In the handful of years since The Loved Ones went on their sort of indefinite hiatus (last year’s anniversary shows notwithstanding), Dave Hause hit the ground running as a solo artist, playing shows in the States and abroad as part of the Revival Tour or opening for acts like Alkaline Trio, Gaslight Anthem, Flogging Molly, etc. He added his younger brother, Tim, to the mix on guitar and keyboards when it came time to tour in support of his sophomore album, Devour, four years ago, and the two spent several years touring and eventually writing and recording together since.

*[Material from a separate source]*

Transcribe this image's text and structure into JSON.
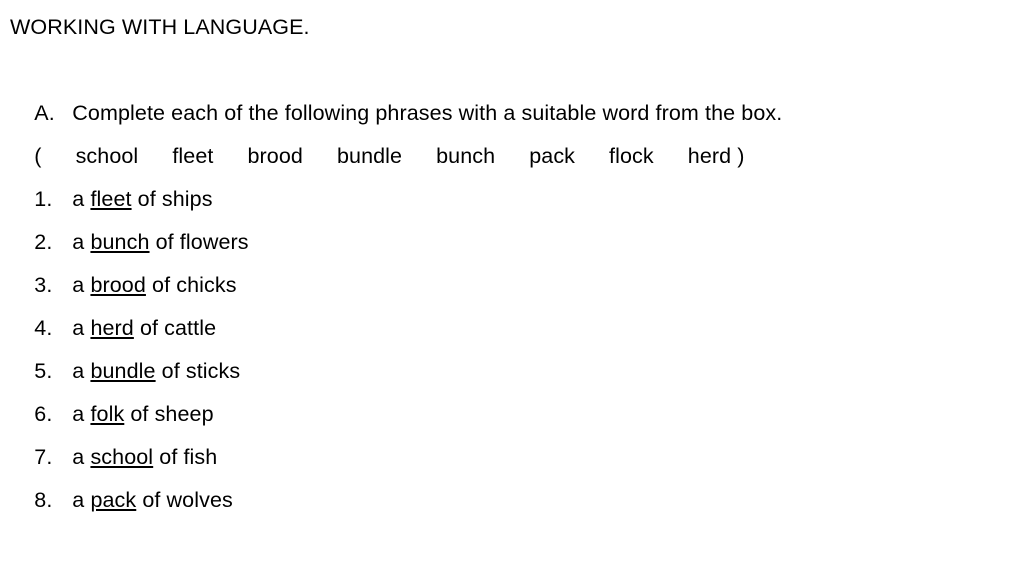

For the release of his third album, Bury Me In Philly (February 3rd, Rise Records), Hause has assembled a full band, dubbed The Mermaid, consisting of his brother on (mostly) lead guitar, Bad Religion’s Jay Bentley’s son, Miles, on bass, fellow East-Coaster-turned-Californian Kevin Conroy on drums, and the infinitely talented Kayleigh Goldsworthy on keys and guitars and backing vocals. Prior to heading to Europe for their first official tour as a collective unit, Dave Hause and his newly formed backing band, The Mermaid, played a handful of bi-coastal US record release shows in support of his third solo album, Bury Me In Philly . The shows marked the first-ever time that Hause has performed with a full band since going it alone in the post-Loved Ones years, a very clear — yet potentially nerve-wracking — “next step” in his trajectory as a solo artist. If show #6 as a group is any sign of what’s to come, that trajectory is going to take a marked upturn in the very near future.
The quintet scorched through a sixteen-song set to a sold out crowd upstairs at the legendary Cambridge, Massachusetts, Middle East nightclub last Friday. While tracks from Bury Me In Philly took center stage in the set list, Hause’s first two solo albums were well represented in their own respective rights. It’s fair (and perhaps understated) to say that whether as a solo performer or as the leader of the family duo, the elder Hause has always taken full command of whatever stage he’s graced, engaging the crowd and performing as a full-on, band-leading frontman regardless of the setting or the size of the venue. Part of this ability stems obviously from his punk rock days, but part of it was out of necessity, as his engaging passion and honest intensity as a performer kept him from becoming a dime-a-dozen acoustic-wielding solo performer. And while Hause performing solo (or with only Tim as his accompaniment) will always be compelling, watching The Mermaid in action felt like it was meant to be.
The band gelled quickly, with no obvious signs that they’d been playing together in public for what amounts to less than a calendar week. Conroy and Bentley kept the ship steady and pushed the tempo and Goldsworthy, and accomplished musician in her own right, made her almost constantly changing duties come across almost effortless. The formation of the full band has allowed the younger Hause to take over a more prominent role, and he seems to be truly cherishing it. Tim’s immense talent and youthful energy seem not only increasingly natural on stage but inspirational to his frontman older brother, who appears to be relishing his roles as band leader and big brother in equal parts. Having a capable band at his back allows Hause to finally give older songs like “C’Mon Kid” and “Melanin” and personal favorite “Autism Vaccine Blues” the sort of the sort of full, pedal-down justice they deserve, and the five-piece genuinely seem to be having fun performing with each other in the process.
Direct support on this night (and the rest of the brief East Coast run) was provided by Vapers, a New York-based four piece (officially, though there were five on this night) outfit of semi-mysterious origin. Co-fronted by a couple of familiar faces, “Spanish Maria” Correonero and “Uncle Bernard” (the latter of whom looks eerily similar to Hause’s bud and fellow Loved One David Walsh) and backed by a couple of current and/or former members of Morning Glory, the band play a fun brand of poppy, garagey alternative punk that, at least from a sonic perspective, owes as much to the gritty, post-punk New York City (think Sonic Youth) of a decade ago as it does to the lo-fi hipster punk of present day Williamsburg. The sound is a little bit muddy and angular by design, keeping the band from sounding redundant or formulaic. Fun stuff; check them out.
Local support on this night came from the mighty Rebuilder. I’m not entirely sure what else I can tell you about Rebuilder that I haven’t told you on these pages before, but they’re obviously my favorite band to come out of this part of the States in recent memory. While no doubt capable of commanding larger stages as will someday hopefully be the case, the five-piece certainly know what they’re doing in the role of local openers. The band got down to business quickly, ripping through eight songs with little downtime, perfectly filling their half-hour slot with a set tailored to the occasion. They ran through a couple of new songs from their upcoming EP, Songs From The Massachusetts Turnpike, that may be among the strongest songs they’ve written to date. Stay tuned for more on that…
…and head below for our full photo gallery from the sold-out, sweat-soaked evening!